Social media has improved our lives for the better in many ways by allowing us to connect with people all over the world, speeding up communication, and allowing us to share news and information in real-time. However, social media can also affect us negatively by influencing the way we view ourselves.
Comparison (The thief of joy)
Social media usage has made it easy for us to compare ourselves to others in many different aspects of our lives. This varies from physical looks to success and to social life. We post the best times of our lives on social media when we are our happiest, surrounded by the most people, and look our best. We don’t post or talk about feeling stressed, lonely, or sad. Even though we are aware that social media is a fairy tale, we still feel inadequate when we are scrolling through our phones and see others living their best lives. Unconsciously, we feel the need to compare ourselves to others which will lead to negative feelings such as insecurity, inadequacy, and loneliness.
Unrealistic Beauty Standards
The social-cultural theory suggests that we learn beauty standards through our social and cultural settings. This a problem because social media is so widely used and is where beauty standards are likely to be established. Since social media is a fairy tale, it creates unrealistic beauty standards, especially when people are photoshopping and facetuning themselves. This makes individuals feel bad for not living up to the unrealistic beauty standard and causes them to feel bad about their bodies and faces instead of accepting that they are perfect the way they are.
Arguably, social media has also led to an increase in cosmetic surgery. In a study conducted by Chen et al, 252 caucasian females who never received any cosmetic surgery were told to use different social media apps and photo editing applications. They found that these social media apps along with photo editing applications had a positive correlation with the consideration of cosmetic surgery.

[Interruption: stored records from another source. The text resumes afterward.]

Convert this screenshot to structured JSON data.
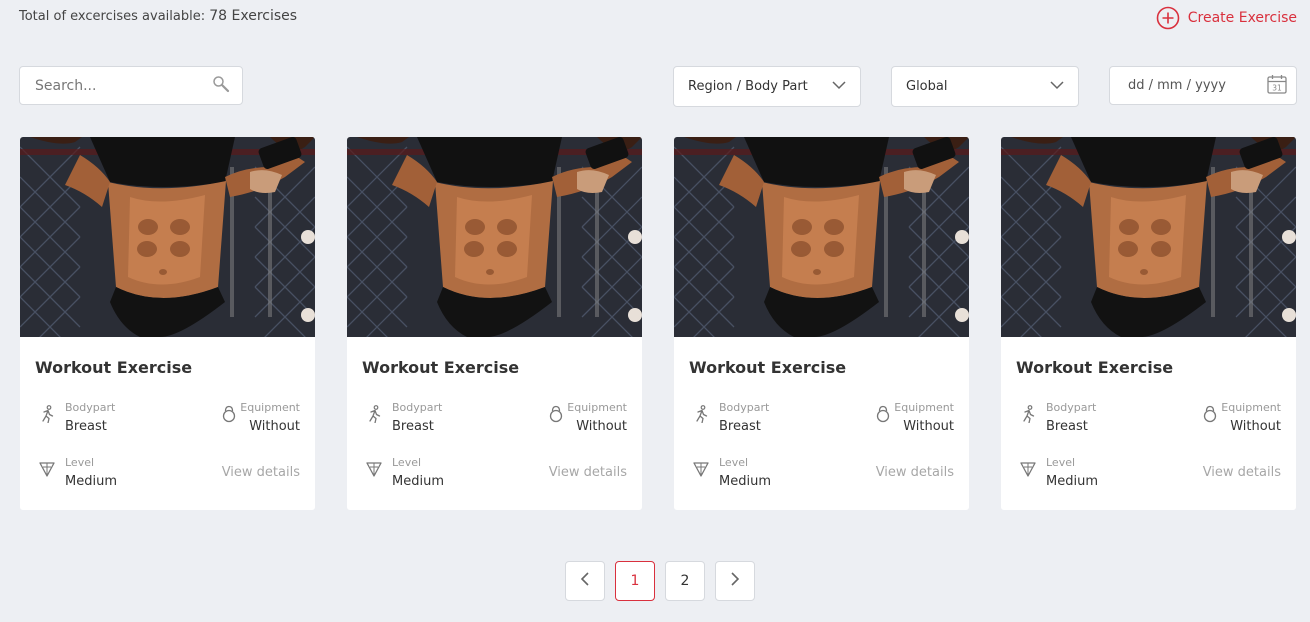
{
  "header": {
    "total_label": "Total of excercises available:",
    "total_count": "78 Exercises",
    "create_label": "Create Exercise"
  },
  "filters": {
    "search_placeholder": "Search...",
    "region": "Region / Body Part",
    "scope": "Global",
    "date_placeholder": "dd / mm / yyyy"
  },
  "cards": [
    {
      "title": "Workout Exercise",
      "bodypart_label": "Bodypart",
      "bodypart": "Breast",
      "equipment_label": "Equipment",
      "equipment": "Without",
      "level_label": "Level",
      "level": "Medium",
      "link": "View details"
    },
    {
      "title": "Workout Exercise",
      "bodypart_label": "Bodypart",
      "bodypart": "Breast",
      "equipment_label": "Equipment",
      "equipment": "Without",
      "level_label": "Level",
      "level": "Medium",
      "link": "View details"
    },
    {
      "title": "Workout Exercise",
      "bodypart_label": "Bodypart",
      "bodypart": "Breast",
      "equipment_label": "Equipment",
      "equipment": "Without",
      "level_label": "Level",
      "level": "Medium",
      "link": "View details"
    },
    {
      "title": "Workout Exercise",
      "bodypart_label": "Bodypart",
      "bodypart": "Breast",
      "equipment_label": "Equipment",
      "equipment": "Without",
      "level_label": "Level",
      "level": "Medium",
      "link": "View details"
    }
  ],
  "pagination": {
    "pages": [
      "1",
      "2"
    ],
    "current": "1"
  },
  "colors": {
    "accent": "#d9303d",
    "background": "#edeff3"
  }
}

Due to the fact that social media is such a huge part of our social interaction today, it is easy to get addicted to these platforms. This can be dangerous because people may begin to rely on social media for comfort. We see this when we see others pull out their phone during awkward moments in social settings. We also see signs of addiction when people prioritize time on their phones over quality time with others (for example, the friend that’s on her phone the whole time during dinner). This could be due to FOMO (Fear of missing out). This is when people are drawn to social media because they are scared to miss out on what their friends are doing or what’s going on in the world. This makes sense as everyone posts on social media and uses it to talk to others.
Although social media can be positive in many ways, it is important to be self-aware of how much time you are spending on social media and how it is affecting your mental health. At the end of the day, social media is fake and we should spend more time staying in the present and enjoying real life.